● **EXERCISE**: Each line from the material with the word "ciclo" in it must be copied.

- Opening Delimiter -

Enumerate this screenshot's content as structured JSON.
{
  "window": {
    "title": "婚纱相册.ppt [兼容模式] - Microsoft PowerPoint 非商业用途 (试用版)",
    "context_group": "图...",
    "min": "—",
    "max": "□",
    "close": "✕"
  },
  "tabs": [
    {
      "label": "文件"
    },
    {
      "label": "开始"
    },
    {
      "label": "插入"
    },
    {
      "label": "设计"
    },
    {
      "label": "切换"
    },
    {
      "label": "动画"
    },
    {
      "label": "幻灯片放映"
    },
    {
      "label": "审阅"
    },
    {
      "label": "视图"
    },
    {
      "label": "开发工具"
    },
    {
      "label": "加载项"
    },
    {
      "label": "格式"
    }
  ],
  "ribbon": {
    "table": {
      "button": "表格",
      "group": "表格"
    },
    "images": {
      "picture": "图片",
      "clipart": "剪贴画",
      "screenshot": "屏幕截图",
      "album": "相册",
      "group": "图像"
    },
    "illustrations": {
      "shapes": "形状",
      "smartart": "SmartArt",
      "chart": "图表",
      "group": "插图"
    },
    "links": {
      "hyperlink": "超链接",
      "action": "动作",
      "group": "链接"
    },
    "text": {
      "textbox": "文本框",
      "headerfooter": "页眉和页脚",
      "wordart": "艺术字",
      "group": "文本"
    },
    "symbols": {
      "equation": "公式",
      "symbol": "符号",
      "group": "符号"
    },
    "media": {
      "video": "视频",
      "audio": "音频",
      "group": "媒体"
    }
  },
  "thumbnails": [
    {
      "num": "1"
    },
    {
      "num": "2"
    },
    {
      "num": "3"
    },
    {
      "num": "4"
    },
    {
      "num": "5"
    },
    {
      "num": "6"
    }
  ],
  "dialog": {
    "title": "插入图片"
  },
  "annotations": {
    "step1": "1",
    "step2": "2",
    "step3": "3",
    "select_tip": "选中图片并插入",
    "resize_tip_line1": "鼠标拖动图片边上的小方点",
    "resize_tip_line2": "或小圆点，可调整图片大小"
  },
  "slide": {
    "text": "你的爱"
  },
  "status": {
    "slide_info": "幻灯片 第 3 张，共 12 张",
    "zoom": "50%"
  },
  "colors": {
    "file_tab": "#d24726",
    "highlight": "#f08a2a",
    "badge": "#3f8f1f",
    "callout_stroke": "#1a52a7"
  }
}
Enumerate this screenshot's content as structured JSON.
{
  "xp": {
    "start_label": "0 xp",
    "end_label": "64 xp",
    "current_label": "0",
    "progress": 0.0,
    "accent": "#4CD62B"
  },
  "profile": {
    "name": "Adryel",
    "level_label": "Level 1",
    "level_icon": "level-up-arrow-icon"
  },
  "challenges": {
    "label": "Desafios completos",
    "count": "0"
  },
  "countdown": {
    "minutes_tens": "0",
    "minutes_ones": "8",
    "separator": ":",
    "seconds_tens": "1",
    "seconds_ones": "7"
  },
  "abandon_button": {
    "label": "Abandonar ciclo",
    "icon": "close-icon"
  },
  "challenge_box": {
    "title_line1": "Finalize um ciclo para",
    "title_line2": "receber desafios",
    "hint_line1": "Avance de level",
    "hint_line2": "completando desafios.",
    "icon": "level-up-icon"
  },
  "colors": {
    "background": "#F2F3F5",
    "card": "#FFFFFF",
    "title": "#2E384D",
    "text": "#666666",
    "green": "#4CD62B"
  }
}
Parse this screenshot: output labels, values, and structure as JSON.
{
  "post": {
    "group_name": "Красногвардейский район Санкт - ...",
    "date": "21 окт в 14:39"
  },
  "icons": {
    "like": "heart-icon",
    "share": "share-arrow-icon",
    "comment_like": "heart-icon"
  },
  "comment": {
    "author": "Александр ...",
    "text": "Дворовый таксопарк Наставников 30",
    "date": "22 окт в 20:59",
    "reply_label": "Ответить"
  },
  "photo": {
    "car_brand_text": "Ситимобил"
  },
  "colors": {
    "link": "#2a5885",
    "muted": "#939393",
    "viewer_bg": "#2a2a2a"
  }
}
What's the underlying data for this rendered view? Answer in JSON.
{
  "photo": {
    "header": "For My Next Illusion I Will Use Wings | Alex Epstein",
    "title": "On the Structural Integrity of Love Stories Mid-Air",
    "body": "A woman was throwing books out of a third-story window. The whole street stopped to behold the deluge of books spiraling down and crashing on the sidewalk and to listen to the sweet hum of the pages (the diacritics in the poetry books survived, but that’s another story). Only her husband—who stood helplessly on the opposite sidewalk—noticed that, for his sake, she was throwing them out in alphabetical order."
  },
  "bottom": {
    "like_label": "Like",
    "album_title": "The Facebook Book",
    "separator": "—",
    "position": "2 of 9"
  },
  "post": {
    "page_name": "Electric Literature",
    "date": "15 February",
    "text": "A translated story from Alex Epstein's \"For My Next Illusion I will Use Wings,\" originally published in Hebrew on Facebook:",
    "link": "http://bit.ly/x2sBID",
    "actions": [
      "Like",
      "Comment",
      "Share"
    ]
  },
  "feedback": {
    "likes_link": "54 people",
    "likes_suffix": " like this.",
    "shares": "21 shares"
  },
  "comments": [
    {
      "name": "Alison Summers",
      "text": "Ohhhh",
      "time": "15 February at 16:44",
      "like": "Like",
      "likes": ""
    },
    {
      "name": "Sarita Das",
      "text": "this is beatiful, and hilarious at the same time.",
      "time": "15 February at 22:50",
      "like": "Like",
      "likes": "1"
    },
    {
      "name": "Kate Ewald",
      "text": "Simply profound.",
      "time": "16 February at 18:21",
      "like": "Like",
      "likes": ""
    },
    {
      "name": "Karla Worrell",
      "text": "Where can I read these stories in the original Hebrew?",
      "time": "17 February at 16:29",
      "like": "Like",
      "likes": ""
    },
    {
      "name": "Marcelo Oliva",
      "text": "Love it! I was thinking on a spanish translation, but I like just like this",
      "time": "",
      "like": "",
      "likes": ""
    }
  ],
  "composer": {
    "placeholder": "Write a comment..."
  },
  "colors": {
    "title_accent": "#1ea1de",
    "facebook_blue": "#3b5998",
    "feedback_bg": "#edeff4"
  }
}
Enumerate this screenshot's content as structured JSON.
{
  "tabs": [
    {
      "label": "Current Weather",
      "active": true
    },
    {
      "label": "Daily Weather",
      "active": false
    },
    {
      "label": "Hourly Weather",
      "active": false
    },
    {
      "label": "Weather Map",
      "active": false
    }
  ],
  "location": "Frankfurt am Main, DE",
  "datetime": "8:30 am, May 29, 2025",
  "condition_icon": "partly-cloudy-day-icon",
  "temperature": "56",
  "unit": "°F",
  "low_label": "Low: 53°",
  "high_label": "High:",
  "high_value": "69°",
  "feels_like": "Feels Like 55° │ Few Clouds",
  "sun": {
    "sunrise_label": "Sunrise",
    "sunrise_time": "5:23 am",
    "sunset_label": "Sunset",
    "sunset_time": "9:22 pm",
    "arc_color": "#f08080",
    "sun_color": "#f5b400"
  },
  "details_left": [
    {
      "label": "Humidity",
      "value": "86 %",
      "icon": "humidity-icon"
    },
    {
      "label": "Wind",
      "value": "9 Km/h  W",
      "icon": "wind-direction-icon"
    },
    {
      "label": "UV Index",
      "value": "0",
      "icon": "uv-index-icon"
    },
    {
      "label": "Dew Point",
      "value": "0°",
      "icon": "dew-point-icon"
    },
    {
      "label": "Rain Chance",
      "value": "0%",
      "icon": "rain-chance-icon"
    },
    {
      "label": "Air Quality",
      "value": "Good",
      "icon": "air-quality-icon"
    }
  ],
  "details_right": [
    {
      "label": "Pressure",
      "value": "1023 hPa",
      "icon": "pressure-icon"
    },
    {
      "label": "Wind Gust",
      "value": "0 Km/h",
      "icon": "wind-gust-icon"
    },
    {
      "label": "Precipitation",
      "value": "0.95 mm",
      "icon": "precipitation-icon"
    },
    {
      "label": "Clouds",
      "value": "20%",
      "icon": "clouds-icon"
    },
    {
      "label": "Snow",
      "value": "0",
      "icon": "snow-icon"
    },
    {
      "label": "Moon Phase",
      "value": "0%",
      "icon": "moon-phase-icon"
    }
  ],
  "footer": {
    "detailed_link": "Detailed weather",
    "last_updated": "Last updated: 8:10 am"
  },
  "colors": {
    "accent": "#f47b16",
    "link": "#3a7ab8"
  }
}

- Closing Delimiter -

● **EXERCISE RESPONSE**:
    "label": "Abandonar ciclo",
    "title_line1": "Finalize um ciclo para",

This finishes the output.